__PROBLEM STATEMENT__
Return, from the data below, each line that contains the word "true".

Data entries
☆ ☆ ☆
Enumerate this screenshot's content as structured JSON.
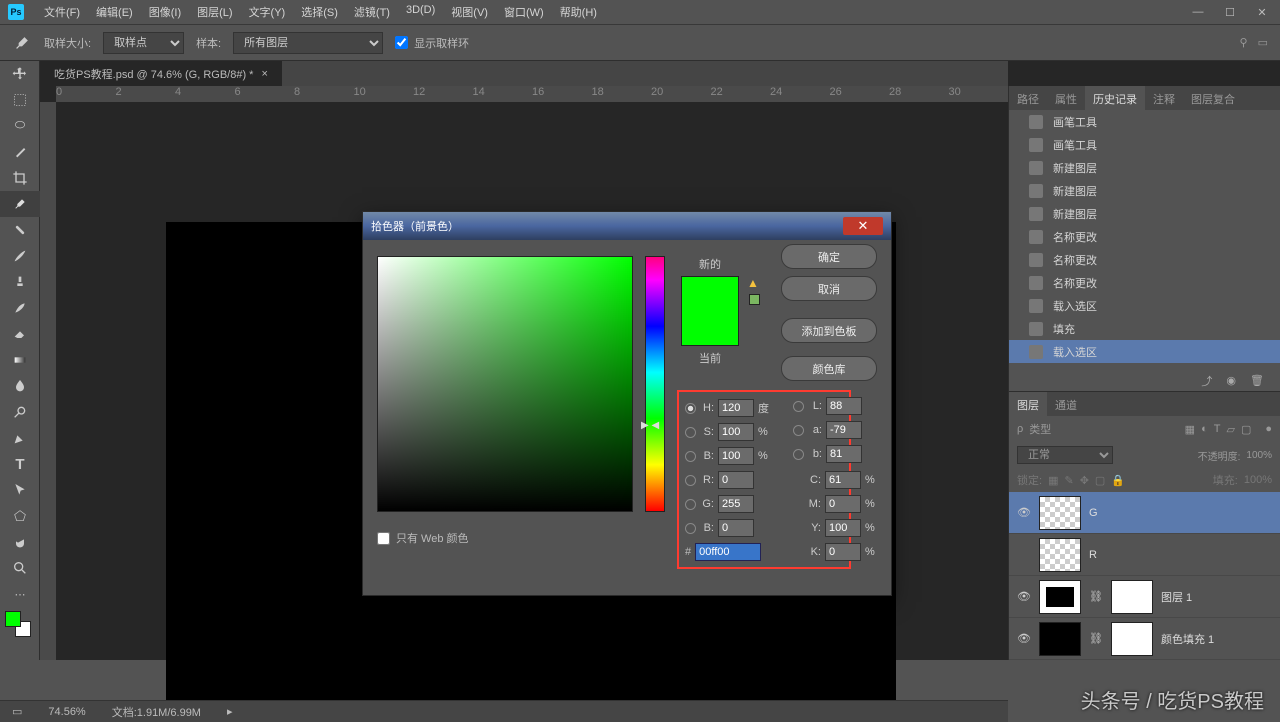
{
  "app": {
    "logo": "Ps"
  },
  "menu": [
    "文件(F)",
    "编辑(E)",
    "图像(I)",
    "图层(L)",
    "文字(Y)",
    "选择(S)",
    "滤镜(T)",
    "3D(D)",
    "视图(V)",
    "窗口(W)",
    "帮助(H)"
  ],
  "options": {
    "sample_label": "取样大小:",
    "sample_value": "取样点",
    "sample2_label": "样本:",
    "sample2_value": "所有图层",
    "show_ring": "显示取样环"
  },
  "doc_tab": "吃货PS教程.psd @ 74.6% (G, RGB/8#) *",
  "ruler_marks": [
    "0",
    "2",
    "4",
    "6",
    "8",
    "10",
    "12",
    "14",
    "16",
    "18",
    "20",
    "22",
    "24",
    "26",
    "28",
    "30"
  ],
  "panels": {
    "top_tabs": [
      "路径",
      "属性",
      "历史记录",
      "注释",
      "图层复合"
    ],
    "top_active": 2,
    "history": [
      "画笔工具",
      "画笔工具",
      "新建图层",
      "新建图层",
      "新建图层",
      "名称更改",
      "名称更改",
      "名称更改",
      "载入选区",
      "填充",
      "载入选区"
    ],
    "history_active": 10,
    "layer_tabs": [
      "图层",
      "通道"
    ],
    "layer_active": 0,
    "kind_label": "类型",
    "blend": "正常",
    "opacity_label": "不透明度:",
    "opacity_val": "100%",
    "lock_label": "锁定:",
    "fill_label": "填充:",
    "fill_val": "100%",
    "layers": [
      {
        "name": "G",
        "active": true,
        "thumb": "checker",
        "eye": true
      },
      {
        "name": "R",
        "active": false,
        "thumb": "checker",
        "eye": false
      },
      {
        "name": "图层 1",
        "active": false,
        "thumb": "custom",
        "eye": true,
        "mask": true
      },
      {
        "name": "颜色填充 1",
        "active": false,
        "thumb": "black",
        "eye": true,
        "mask": true
      }
    ]
  },
  "picker": {
    "title": "拾色器（前景色）",
    "new_label": "新的",
    "cur_label": "当前",
    "ok": "确定",
    "cancel": "取消",
    "add_swatch": "添加到色板",
    "color_lib": "颜色库",
    "web_only": "只有 Web 颜色",
    "hsv": {
      "H": "120",
      "S": "100",
      "B": "100",
      "H_u": "度",
      "p": "%"
    },
    "rgb": {
      "R": "0",
      "G": "255",
      "B": "0"
    },
    "lab": {
      "L": "88",
      "a": "-79",
      "b": "81"
    },
    "cmyk": {
      "C": "61",
      "M": "0",
      "Y": "100",
      "K": "0",
      "p": "%"
    },
    "hex_label": "#",
    "hex": "00ff00"
  },
  "status": {
    "zoom": "74.56%",
    "doc_size": "文档:1.91M/6.99M"
  },
  "watermark": "头条号 / 吃货PS教程"
}
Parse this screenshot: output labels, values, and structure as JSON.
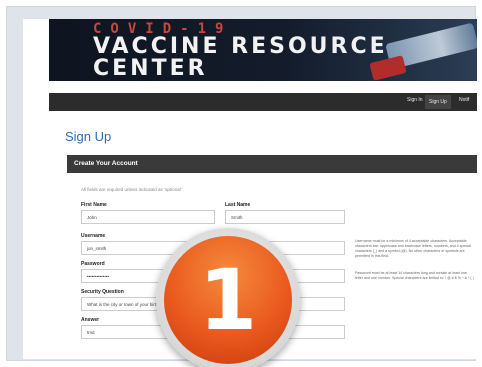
{
  "banner": {
    "line1": "COVID-19",
    "line2": "VACCINE RESOURCE",
    "line3": "CENTER"
  },
  "nav": {
    "items": [
      "Sign In",
      "Sign Up",
      "Notif"
    ]
  },
  "page": {
    "title": "Sign Up",
    "section_header": "Create Your Account",
    "required_note": "All fields are required unless indicated as 'optional'"
  },
  "form": {
    "first_name": {
      "label": "First Name",
      "value": "John"
    },
    "last_name": {
      "label": "Last Name",
      "value": "Smith"
    },
    "username": {
      "label": "Username",
      "value": "jon_smith"
    },
    "password": {
      "label": "Password",
      "value": "••••••••••••••"
    },
    "security_question": {
      "label": "Security Question",
      "value": "What is the city or town of your birth?"
    },
    "answer": {
      "label": "Answer",
      "value": "tmd"
    }
  },
  "hints": {
    "username": "Username must be a minimum of 4 acceptable characters. Acceptable characters are: uppercase and lowercase letters, numbers, and 4 special characters (_) and a symbol (@). No other characters or symbols are permitted in this field.",
    "password": "Password must be at least 14 characters long and contain at least one letter and one number. Special characters are limited to: ! @ # $ % ^ & * ( )"
  },
  "step_badge": {
    "number": "1"
  },
  "colors": {
    "title_blue": "#2a6db5",
    "header_dark": "#3a3a3a",
    "badge_orange": "#ea5a1e",
    "banner_red": "#c7473c"
  }
}
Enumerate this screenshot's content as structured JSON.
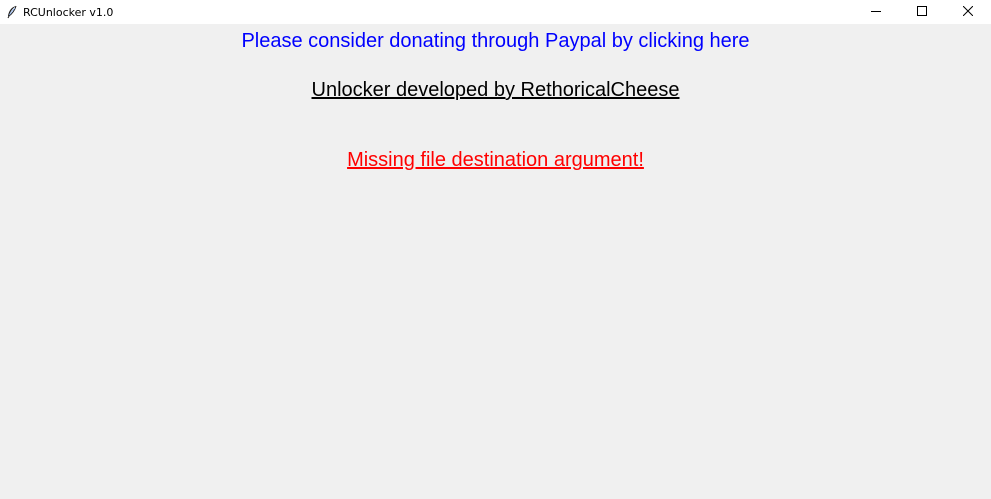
{
  "window": {
    "title": "RCUnlocker v1.0",
    "icon": "feather-icon",
    "controls": [
      "minimize-icon",
      "maximize-icon",
      "close-icon"
    ]
  },
  "content": {
    "donate_text": "Please consider donating through Paypal by clicking here",
    "credit_text": "Unlocker developed by RethoricalCheese",
    "error_text": "Missing file destination argument!"
  },
  "colors": {
    "background": "#f0f0f0",
    "titlebar": "#ffffff",
    "donate": "#0000ff",
    "credit": "#000000",
    "error": "#ff0000"
  }
}
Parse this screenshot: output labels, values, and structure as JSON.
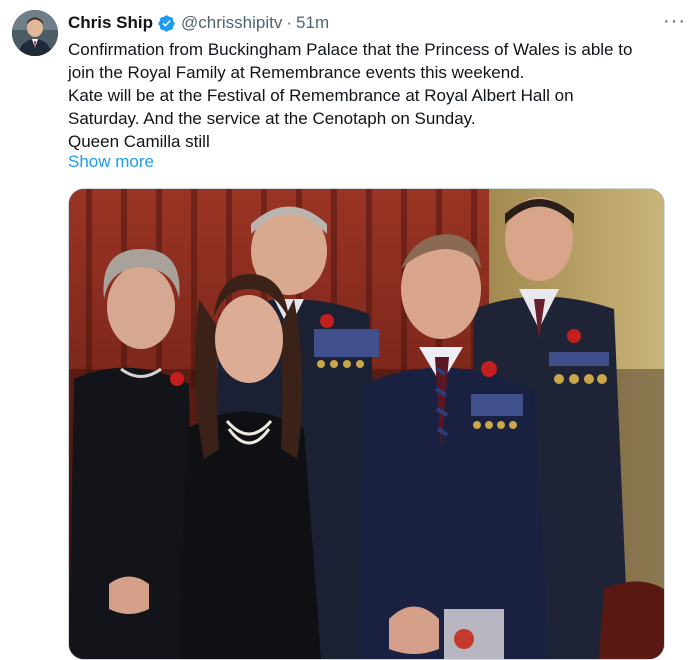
{
  "author": {
    "name": "Chris Ship",
    "handle": "@chrisshipitv",
    "separator": "·",
    "time": "51m",
    "verified": true,
    "avatar_icon": "profile-photo"
  },
  "menu_icon": "more-horizontal-icon",
  "more_label": "···",
  "tweet": {
    "lines": [
      "Confirmation from Buckingham Palace that the Princess of Wales is able to",
      "join the Royal Family at Remembrance events this weekend.",
      "Kate will be at the Festival of Remembrance at Royal Albert Hall on",
      "Saturday. And the service at the Cenotaph on Sunday.",
      "Queen Camilla still"
    ],
    "show_more": "Show more"
  },
  "media": {
    "type": "photo"
  },
  "colors": {
    "link": "#1d9bf0",
    "verified": "#1d9bf0",
    "secondary_text": "#536471"
  }
}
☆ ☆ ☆
__RESULT BELOW__
        "active": true,
        "eye": true
        "eye": true,
        "mask": true
        "eye": true,
        "mask": true
    "verified": true,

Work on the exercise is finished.